Click to Skip Ad
Closing in...

Experts agree: Congress’s ‘braindead’ anti-encryption bill is unspeakably bad

Published Apr 15th, 2016 3:03PM EDT

If you buy through a BGR link, we may earn an affiliate commission, helping support our expert product labs.

A few days ago, a first draft of an anti-encryption bill from Senators Richard Burr (R-NC) and Dianne Feinstein (D-CA) came to light and it drew an instant backlash from security experts. The law is apparently so bad that not only would it make the some of the NSA’s own work illegal, but it would also outlaw some of the things we’ve taken for granted for years, such as the ability to compress large files to share them online.

DON’T MISS: HTC 10 review: An exciting new flagship phone that’s better in every way

The Compliance with Court Orders Act of 2016 draft was met with sharp criticism, The Register reports. More than 45,000 people already signed a petition from CREDO Action for the bill to be withdrawn.

“This is the most braindead piece of legislation I’ve ever seen,” encryption expert Bruce Schneier told The Register. “The person who wrote this either has no idea how technology works or just doesn’t care.”

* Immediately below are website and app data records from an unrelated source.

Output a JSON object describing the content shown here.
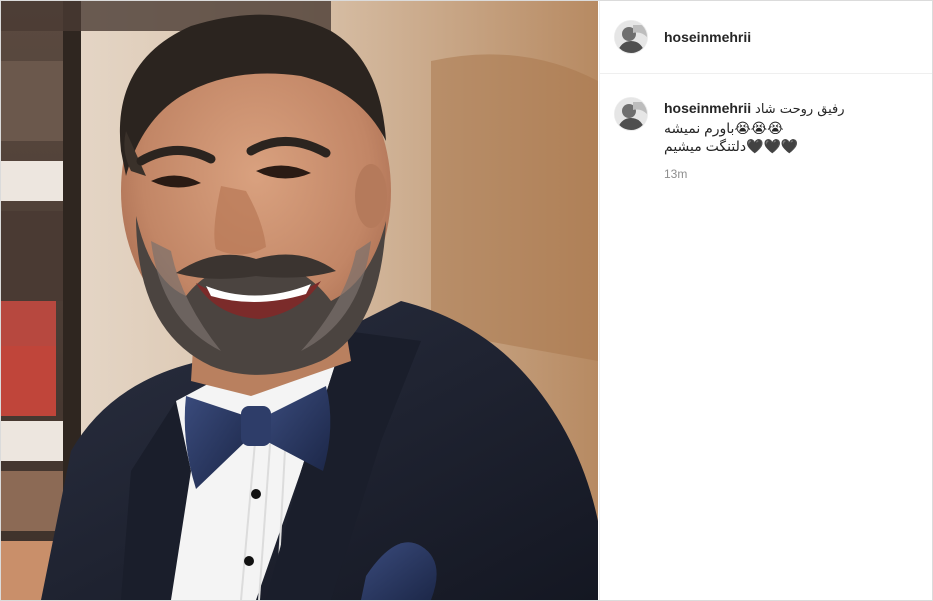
{
  "post": {
    "image_alt": "Smiling bearded man in a dark tuxedo with a navy bow tie and pocket square",
    "author": {
      "username": "hoseinmehrii",
      "avatar_icon": "profile-avatar-icon"
    }
  },
  "comment": {
    "username": "hoseinmehrii",
    "line1": "رفیق روحت شاد",
    "line2": "😭😭😭باورم نمیشه",
    "line3": "🖤🖤🖤دلتنگت میشیم",
    "time": "13m"
  },
  "colors": {
    "border": "#dbdbdb",
    "text": "#262626",
    "muted": "#8e8e8e",
    "suit": "#1e2230",
    "bowtie": "#26345c"
  }
}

He said that the bill would make most of the NSA’s work illegal unless the agency is willing to bake backdoors into its encrypted communications.

The cryptography expert also added that simple products such as data compression algorithms could be banned under the new law. Files that can’t be decrypted on demand, or decompressed to their original state, look the same to the law, the site points out.

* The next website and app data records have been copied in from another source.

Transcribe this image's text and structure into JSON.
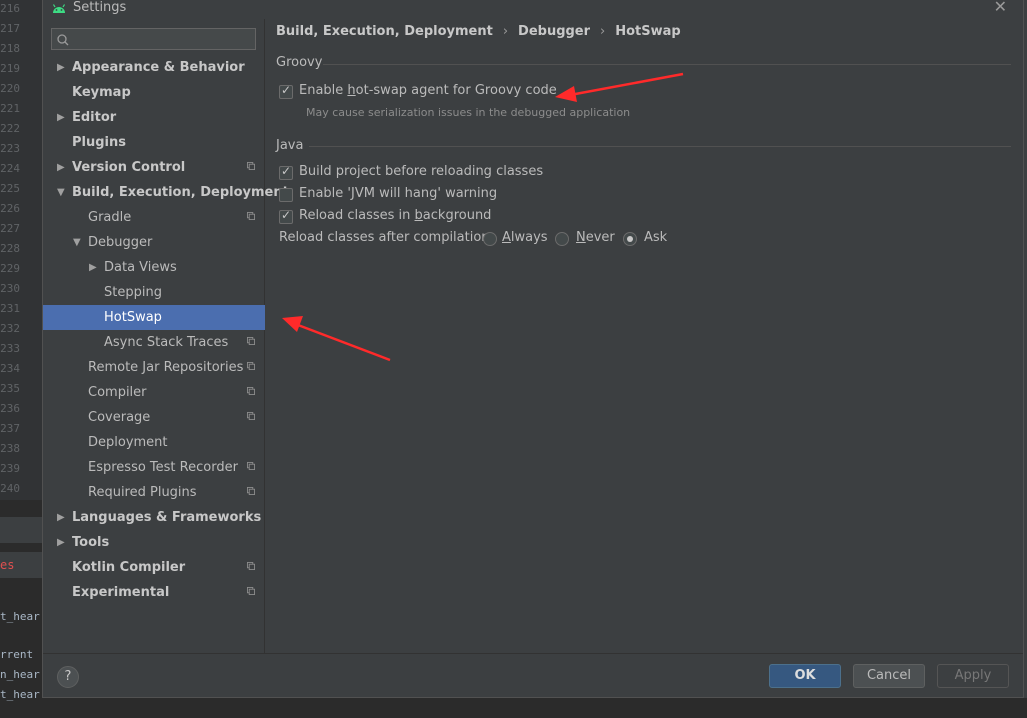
{
  "window": {
    "title": "Settings"
  },
  "gutter_lines": [
    "216",
    "217",
    "218",
    "219",
    "220",
    "221",
    "222",
    "223",
    "224",
    "225",
    "226",
    "227",
    "228",
    "229",
    "230",
    "231",
    "232",
    "233",
    "234",
    "235",
    "236",
    "237",
    "238",
    "239",
    "240"
  ],
  "background": {
    "tab_text": "es",
    "console_lines": [
      "t_hear",
      "rrent",
      "n_hear",
      "t_hear"
    ]
  },
  "search": {
    "placeholder": "",
    "value": ""
  },
  "tree": [
    {
      "label": "Appearance & Behavior",
      "level": 0,
      "arrow": "▶",
      "bold": true,
      "icon": false
    },
    {
      "label": "Keymap",
      "level": 0,
      "arrow": "",
      "bold": true,
      "icon": false
    },
    {
      "label": "Editor",
      "level": 0,
      "arrow": "▶",
      "bold": true,
      "icon": false
    },
    {
      "label": "Plugins",
      "level": 0,
      "arrow": "",
      "bold": true,
      "icon": false
    },
    {
      "label": "Version Control",
      "level": 0,
      "arrow": "▶",
      "bold": true,
      "icon": true
    },
    {
      "label": "Build, Execution, Deployment",
      "level": 0,
      "arrow": "▼",
      "bold": true,
      "icon": false
    },
    {
      "label": "Gradle",
      "level": 1,
      "arrow": "",
      "bold": false,
      "icon": true
    },
    {
      "label": "Debugger",
      "level": 1,
      "arrow": "▼",
      "bold": false,
      "icon": false
    },
    {
      "label": "Data Views",
      "level": 2,
      "arrow": "▶",
      "bold": false,
      "icon": false
    },
    {
      "label": "Stepping",
      "level": 2,
      "arrow": "",
      "bold": false,
      "icon": false
    },
    {
      "label": "HotSwap",
      "level": 2,
      "arrow": "",
      "bold": false,
      "icon": false,
      "selected": true
    },
    {
      "label": "Async Stack Traces",
      "level": 2,
      "arrow": "",
      "bold": false,
      "icon": true
    },
    {
      "label": "Remote Jar Repositories",
      "level": 1,
      "arrow": "",
      "bold": false,
      "icon": true
    },
    {
      "label": "Compiler",
      "level": 1,
      "arrow": "",
      "bold": false,
      "icon": true
    },
    {
      "label": "Coverage",
      "level": 1,
      "arrow": "",
      "bold": false,
      "icon": true
    },
    {
      "label": "Deployment",
      "level": 1,
      "arrow": "",
      "bold": false,
      "icon": false
    },
    {
      "label": "Espresso Test Recorder",
      "level": 1,
      "arrow": "",
      "bold": false,
      "icon": true
    },
    {
      "label": "Required Plugins",
      "level": 1,
      "arrow": "",
      "bold": false,
      "icon": true
    },
    {
      "label": "Languages & Frameworks",
      "level": 0,
      "arrow": "▶",
      "bold": true,
      "icon": false
    },
    {
      "label": "Tools",
      "level": 0,
      "arrow": "▶",
      "bold": true,
      "icon": false
    },
    {
      "label": "Kotlin Compiler",
      "level": 0,
      "arrow": "",
      "bold": true,
      "icon": true
    },
    {
      "label": "Experimental",
      "level": 0,
      "arrow": "",
      "bold": true,
      "icon": true
    }
  ],
  "breadcrumb": [
    "Build, Execution, Deployment",
    "Debugger",
    "HotSwap"
  ],
  "breadcrumb_separator": "›",
  "groovy": {
    "title": "Groovy",
    "enable_agent": {
      "label_pre": "Enable ",
      "label_mn": "h",
      "label_post": "ot-swap agent for Groovy code",
      "checked": true
    },
    "note": "May cause serialization issues in the debugged application"
  },
  "java": {
    "title": "Java",
    "build_before_reload": {
      "label": "Build project before reloading classes",
      "checked": true
    },
    "jvm_hang_warning": {
      "label": "Enable 'JVM will hang' warning",
      "checked": false
    },
    "reload_background": {
      "label_pre": "Reload classes in ",
      "label_mn": "b",
      "label_post": "ackground",
      "checked": true
    },
    "reload_after_compilation": {
      "label": "Reload classes after compilation:",
      "options": [
        {
          "mn": "A",
          "rest": "lways",
          "selected": false
        },
        {
          "mn": "N",
          "rest": "ever",
          "selected": false
        },
        {
          "mn": "",
          "rest": "Ask",
          "selected": true
        }
      ]
    }
  },
  "footer": {
    "help": "?",
    "ok": "OK",
    "cancel": "Cancel",
    "apply": "Apply"
  },
  "colors": {
    "selection": "#4b6eaf",
    "ok_button": "#365880",
    "annotation_arrow": "#ff2a2a",
    "android_green": "#3ddc84"
  }
}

Furthermore, online data that gets deleted might also be subject to this law, which means internet companies should find ways to retrieve all deleted information if deemed necessary.

“We have serious concerns with the proposal released today because it effectively puts limits on data security and we are concerned it would ultimately undermine security, innovation, and public safety,” Business Software Alliance president Victoria Espinel said. “We believe this bill would stunt the development and use of security technologies such as encryption, both today and into the future.”

Chris Smith Senior Writer

Chris Smith has been covering consumer electronics ever since the iPhone revolutionized the industry in 2008. When he’s not writing about the most recent tech news for BGR, he brings his entertainment expertise to Marvel’s Cinematic Universe and other blockbuster franchises.

Outside of work, you’ll catch him streaming almost every new movie and TV show release as soon as it's available.